### Website and app data records

+ + + +

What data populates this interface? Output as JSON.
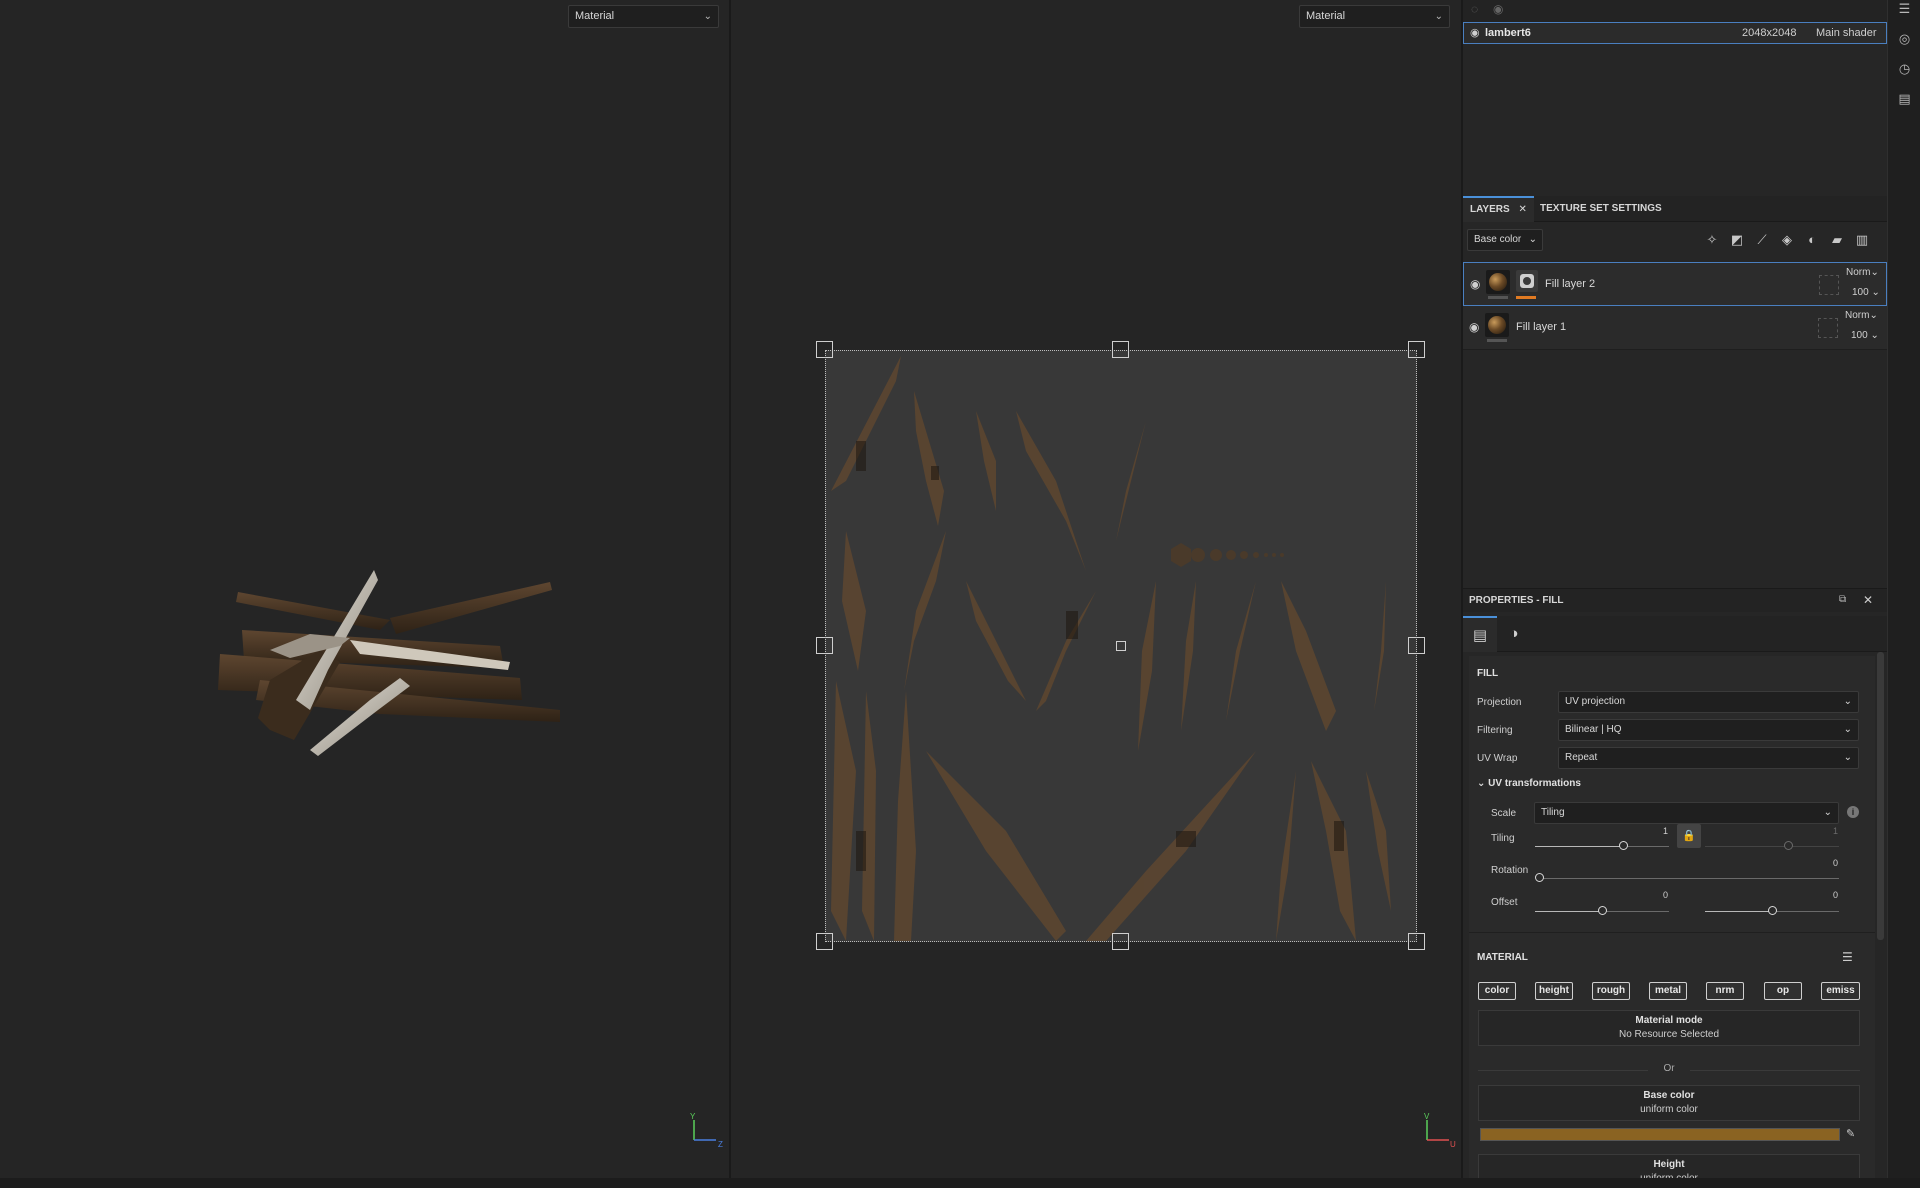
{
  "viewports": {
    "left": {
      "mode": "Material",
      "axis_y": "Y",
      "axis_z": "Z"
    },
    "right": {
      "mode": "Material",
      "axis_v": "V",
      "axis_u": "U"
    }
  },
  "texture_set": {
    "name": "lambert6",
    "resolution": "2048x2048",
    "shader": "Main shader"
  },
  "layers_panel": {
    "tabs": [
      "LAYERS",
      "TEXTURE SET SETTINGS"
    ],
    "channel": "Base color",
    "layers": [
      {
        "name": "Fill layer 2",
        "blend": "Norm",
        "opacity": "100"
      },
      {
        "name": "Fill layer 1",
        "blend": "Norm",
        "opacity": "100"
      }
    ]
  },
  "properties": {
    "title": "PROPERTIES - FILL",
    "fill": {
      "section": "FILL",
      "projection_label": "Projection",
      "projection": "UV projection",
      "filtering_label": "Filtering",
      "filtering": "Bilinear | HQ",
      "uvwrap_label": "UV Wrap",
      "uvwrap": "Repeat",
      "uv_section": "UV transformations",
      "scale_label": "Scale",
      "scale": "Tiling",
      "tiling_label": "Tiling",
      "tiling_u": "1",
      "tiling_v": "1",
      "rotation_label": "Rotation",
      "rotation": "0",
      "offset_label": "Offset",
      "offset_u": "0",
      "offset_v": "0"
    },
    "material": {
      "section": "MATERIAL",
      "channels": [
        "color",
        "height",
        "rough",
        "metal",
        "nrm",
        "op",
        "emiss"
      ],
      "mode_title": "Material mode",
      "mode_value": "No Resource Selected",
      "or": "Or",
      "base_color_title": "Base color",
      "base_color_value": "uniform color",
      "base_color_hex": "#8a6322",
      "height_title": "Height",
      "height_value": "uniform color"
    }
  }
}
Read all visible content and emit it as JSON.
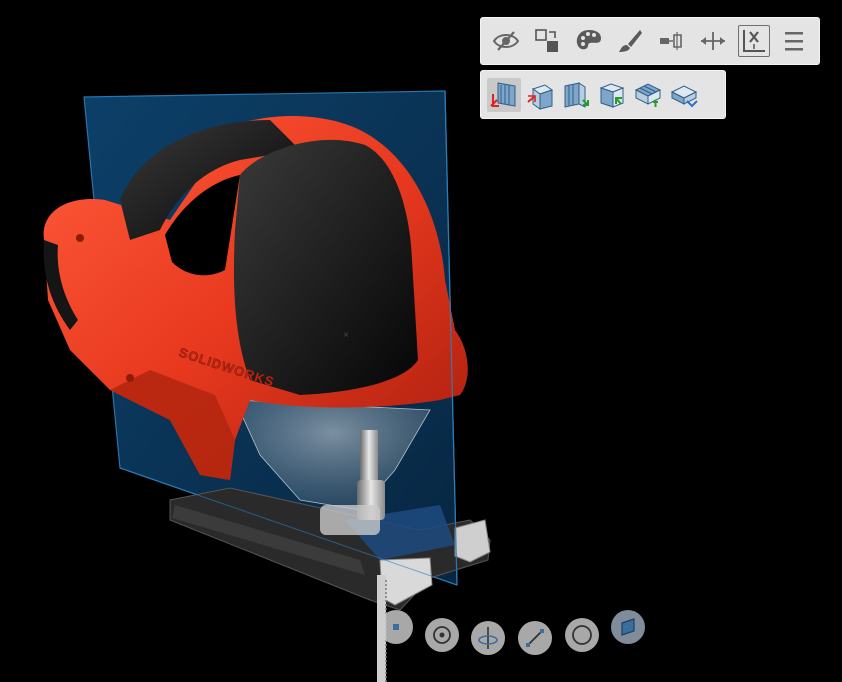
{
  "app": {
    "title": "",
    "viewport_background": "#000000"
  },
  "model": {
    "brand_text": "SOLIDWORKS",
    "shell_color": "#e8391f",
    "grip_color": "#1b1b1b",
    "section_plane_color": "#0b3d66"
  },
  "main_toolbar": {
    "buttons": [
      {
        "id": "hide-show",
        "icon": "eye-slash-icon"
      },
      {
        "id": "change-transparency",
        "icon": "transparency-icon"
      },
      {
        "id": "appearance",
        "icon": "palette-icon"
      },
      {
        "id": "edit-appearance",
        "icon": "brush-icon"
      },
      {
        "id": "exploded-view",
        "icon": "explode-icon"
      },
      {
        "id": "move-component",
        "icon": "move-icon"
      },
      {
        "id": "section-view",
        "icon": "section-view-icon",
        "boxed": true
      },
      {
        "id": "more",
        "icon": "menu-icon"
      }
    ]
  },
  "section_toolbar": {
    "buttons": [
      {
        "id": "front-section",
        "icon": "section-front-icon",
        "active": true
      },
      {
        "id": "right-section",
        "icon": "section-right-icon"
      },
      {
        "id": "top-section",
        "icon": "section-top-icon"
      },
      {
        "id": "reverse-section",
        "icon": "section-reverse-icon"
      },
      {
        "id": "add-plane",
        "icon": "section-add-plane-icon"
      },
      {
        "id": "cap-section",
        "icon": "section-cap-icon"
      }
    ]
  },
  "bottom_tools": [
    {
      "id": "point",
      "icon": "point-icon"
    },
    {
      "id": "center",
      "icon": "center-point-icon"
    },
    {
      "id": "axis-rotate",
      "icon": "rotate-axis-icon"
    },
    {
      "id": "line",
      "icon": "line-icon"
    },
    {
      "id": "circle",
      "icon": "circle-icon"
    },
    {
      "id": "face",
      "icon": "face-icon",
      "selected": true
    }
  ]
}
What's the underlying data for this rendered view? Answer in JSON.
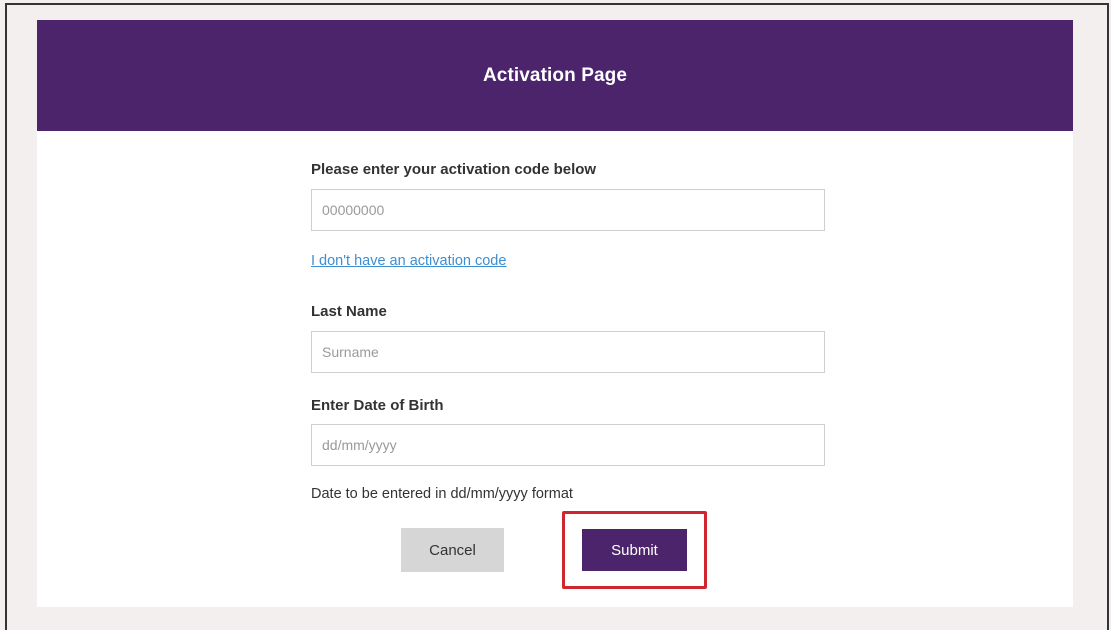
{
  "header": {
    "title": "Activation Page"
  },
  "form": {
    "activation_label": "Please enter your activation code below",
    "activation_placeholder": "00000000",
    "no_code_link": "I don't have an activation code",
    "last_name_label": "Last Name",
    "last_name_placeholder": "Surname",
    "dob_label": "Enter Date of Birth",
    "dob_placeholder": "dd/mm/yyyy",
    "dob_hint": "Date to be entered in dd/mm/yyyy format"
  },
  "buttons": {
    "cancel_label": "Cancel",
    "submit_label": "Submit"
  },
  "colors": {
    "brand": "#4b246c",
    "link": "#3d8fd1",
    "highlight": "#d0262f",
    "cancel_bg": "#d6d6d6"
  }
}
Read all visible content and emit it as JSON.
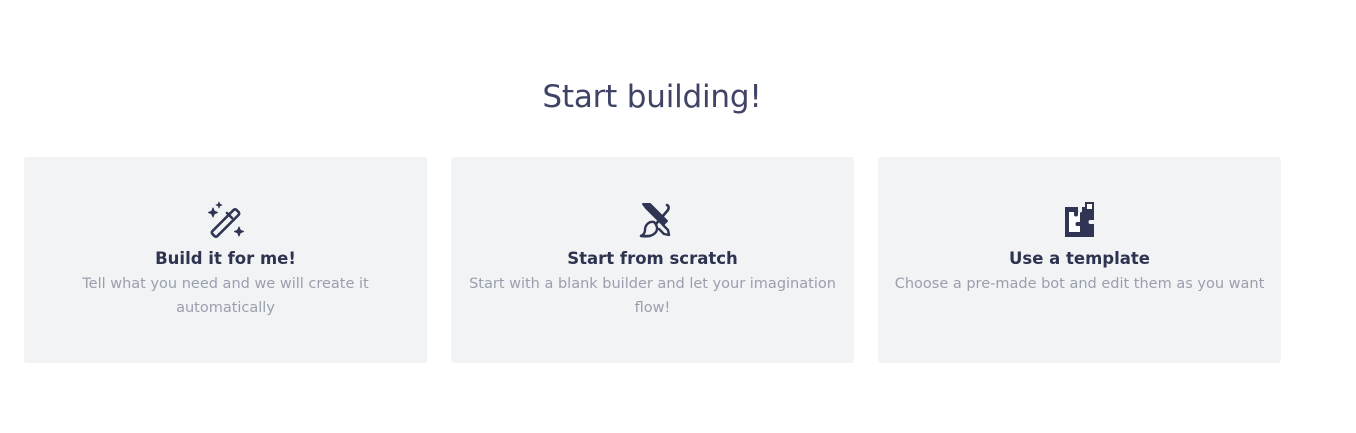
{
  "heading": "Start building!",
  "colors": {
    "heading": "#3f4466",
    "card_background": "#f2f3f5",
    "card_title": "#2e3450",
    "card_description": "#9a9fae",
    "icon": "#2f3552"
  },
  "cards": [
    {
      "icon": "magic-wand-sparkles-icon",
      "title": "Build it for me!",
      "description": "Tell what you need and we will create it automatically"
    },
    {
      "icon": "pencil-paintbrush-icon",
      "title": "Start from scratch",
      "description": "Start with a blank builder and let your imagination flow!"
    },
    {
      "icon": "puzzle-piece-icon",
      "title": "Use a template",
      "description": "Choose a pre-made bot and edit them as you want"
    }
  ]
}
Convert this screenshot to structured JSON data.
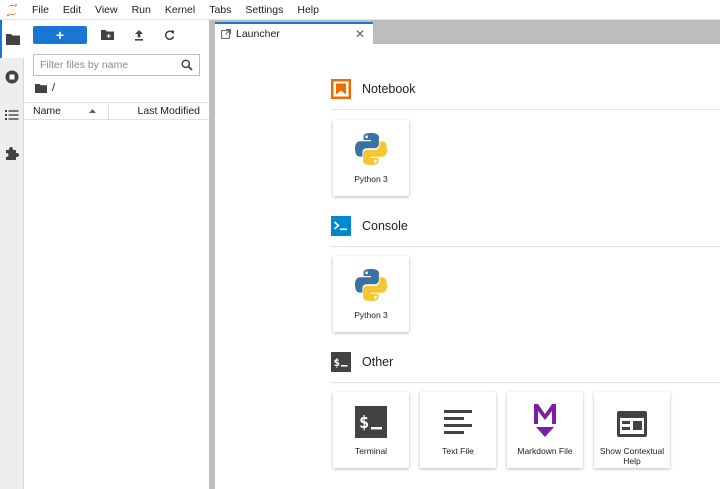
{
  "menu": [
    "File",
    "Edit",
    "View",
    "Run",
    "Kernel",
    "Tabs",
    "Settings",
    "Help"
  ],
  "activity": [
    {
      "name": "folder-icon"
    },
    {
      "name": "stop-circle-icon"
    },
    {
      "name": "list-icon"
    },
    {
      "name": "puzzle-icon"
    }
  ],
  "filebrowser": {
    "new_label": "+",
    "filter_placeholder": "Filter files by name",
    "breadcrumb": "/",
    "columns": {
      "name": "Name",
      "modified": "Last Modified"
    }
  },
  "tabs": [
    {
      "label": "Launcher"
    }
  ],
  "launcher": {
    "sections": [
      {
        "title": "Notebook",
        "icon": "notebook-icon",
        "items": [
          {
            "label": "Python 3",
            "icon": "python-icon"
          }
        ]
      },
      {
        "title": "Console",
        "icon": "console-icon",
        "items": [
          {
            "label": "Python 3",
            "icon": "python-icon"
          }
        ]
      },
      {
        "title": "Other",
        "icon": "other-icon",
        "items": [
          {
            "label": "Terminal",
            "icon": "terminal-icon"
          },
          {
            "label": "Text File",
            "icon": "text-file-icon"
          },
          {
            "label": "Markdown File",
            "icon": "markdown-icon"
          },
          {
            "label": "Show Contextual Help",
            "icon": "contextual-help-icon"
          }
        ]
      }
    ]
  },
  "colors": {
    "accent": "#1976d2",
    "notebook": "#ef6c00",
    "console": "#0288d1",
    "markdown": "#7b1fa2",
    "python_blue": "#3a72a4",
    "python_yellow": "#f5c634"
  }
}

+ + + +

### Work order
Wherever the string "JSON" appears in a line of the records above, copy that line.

### Response
What data populates this interface? Output as JSON.
Read all visible content and emit it as JSON.
What's the underlying data for this rendered view? Answer in JSON.
Read all visible content and emit it as JSON.
Convert this screenshot to structured JSON data.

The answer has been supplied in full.